There is a close relationship between rationalism and modern science; the latter is at fault not in concerning itself solely with the finite, but in seeking to reduce the Infinite to the finite, and consequently in taking no account of Revelation, an attitude which is, strictly speaking, inhuman; what we reproach modern science for is that it is inhuman - or infra-human - and not that it has no knowledge of the facts which it studies, even though it deliberately ignores certain of their modalities. It believes that it is possible to approach total knowledge of the world - which after all is indefinite - by what can only be a finite series of discoveries, as if it were possible to exhaust the inexhaustible.

And what is to be said of the pretentiousness which sets out to "discover" the ultimate causes of existence, or of the intellectual bankruptcy of those who seek to subject their philosophy to the results of scientific research? A science of the finite cannot legitimately occur outside a spiritual tradition, for intelligence is prior to its objects, and God is prior to man; an experiment which ignores the spiritual link characterizing man no longer has anything human about it; it is thus in the final analysis as contrary to our interests as it is to our nature; and "ye shall know them by their fruits."

A science of the finite has need of a wisdom which goes beyond it and controls it, just as the body needs a soul to animate it, and the reason an intellect to illumine it. The "Greek miracle" with its so-called "liberation of the human spirit" is in reality nothing but the beginning of a purely external knowledge, cut off from genuine Sophia.(1) [Stations of Wisdom, p. 26-27].

(1) It is said that Einstein, for example, revolutionized the vision of the world as Galileo or Newton had done before him, and that the usual conceptions which he overturned - those of space, time, light and matter - are "as naive as those of the Middle Ages"; but then there is nothing to guarantee that his theory of relativity will not bejudged naive in its turn, so that, in profane science, it is never possible to escape the vicious circle of "naivety."

Moreover, what could be more naive than to seek to enclose the Universe in a few mathematical formulae, and then to be surprised to find that there always remains an elusive and apparently "irrational" element which evades all attempts to "bring it to heel"?

We shall no doubt be told that not all scientists are atheists, but this is not the question, since atheism is inherent in science itself, in its postulates and its methods. The Einsteinian theories on mass, space and time are of a nature to demonstrate the fissures in the physical universe, but only a metaphysician can profit from them; science unconsciously provides keys, but is incapable of making use of them, because intellectuality cannot be replaced by something outside itself. The theory of relativity illustrates of necessity certain aspects of metaphysics, but does not of itself open up any higher perspective; the way in which Euclidean geometry is improperly relativized goes to prove this. On the one hand the philosophical point of view trespasses on science, and on the other the scientific point of view trespasses on metaphysics.
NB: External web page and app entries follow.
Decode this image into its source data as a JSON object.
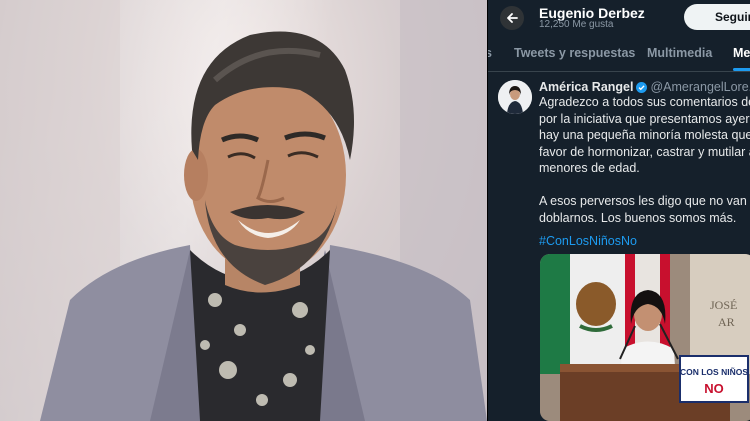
{
  "photo": {
    "description_icon": "person-photo"
  },
  "twitter": {
    "profile_name": "Eugenio Derbez",
    "profile_likes": "12,250 Me gusta",
    "follow_label": "Seguir",
    "tabs": [
      {
        "label": "s"
      },
      {
        "label": "Tweets y respuestas"
      },
      {
        "label": "Multimedia"
      },
      {
        "label": "Me"
      }
    ],
    "tweet": {
      "author_name": "América Rangel",
      "author_handle": "@AmerangelLore... ·",
      "lines": [
        "Agradezco a todos sus comentarios de a",
        "por la iniciativa que presentamos ayer, a",
        "hay una pequeña minoría molesta que e",
        "favor de hormonizar, castrar y mutilar a",
        "menores de edad.",
        "",
        "A esos perversos les digo que no van a",
        "doblarnos. Los buenos somos más."
      ],
      "hashtag": "#ConLosNiñosNo",
      "media": {
        "sign_line1": "CON LOS NIÑOS",
        "sign_line2": "NO",
        "wall_text": [
          "JOSÉ",
          "AR"
        ]
      }
    },
    "colors": {
      "background": "#15202b",
      "accent": "#1d9bf0",
      "muted": "#8b98a5"
    }
  }
}
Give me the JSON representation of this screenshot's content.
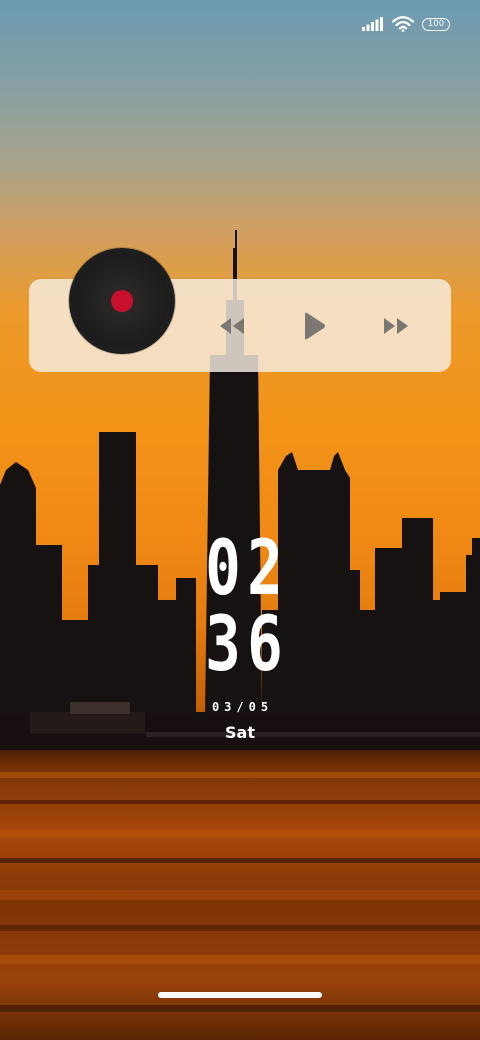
{
  "status_bar": {
    "signal_icon": "cellular-signal-icon",
    "wifi_icon": "wifi-icon",
    "battery_level": "100"
  },
  "music_widget": {
    "album_art_icon": "vinyl-record-icon",
    "controls": {
      "previous_icon": "rewind-icon",
      "play_icon": "play-icon",
      "next_icon": "fast-forward-icon"
    },
    "colors": {
      "vinyl_label": "#c8102e",
      "control_icons": "#7b7773"
    }
  },
  "clock": {
    "hour": "02",
    "minute": "36",
    "date": "03/05",
    "weekday": "Sat"
  },
  "wallpaper": {
    "colors": {
      "sky_top": "#6c9ab2",
      "sunset": "#f29418",
      "water": "#8a3a08"
    }
  }
}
As for the Einsteinian postulate of a transmathematical absolute, this absolute is not supra-conscious: it is not therefore more than ourselves and could not be the Cause of our intelligence; Einstein's "God" remains blind just as his relativized universe remains physical: one might as well say that it is nothing. Modern science has nothing it can tell us - and this not by accident but by principle - about the miracle of consciousness and all that is connected with it, from the most minute particles of consciousness to be found in creation up to the pure and trans-personal Intellect.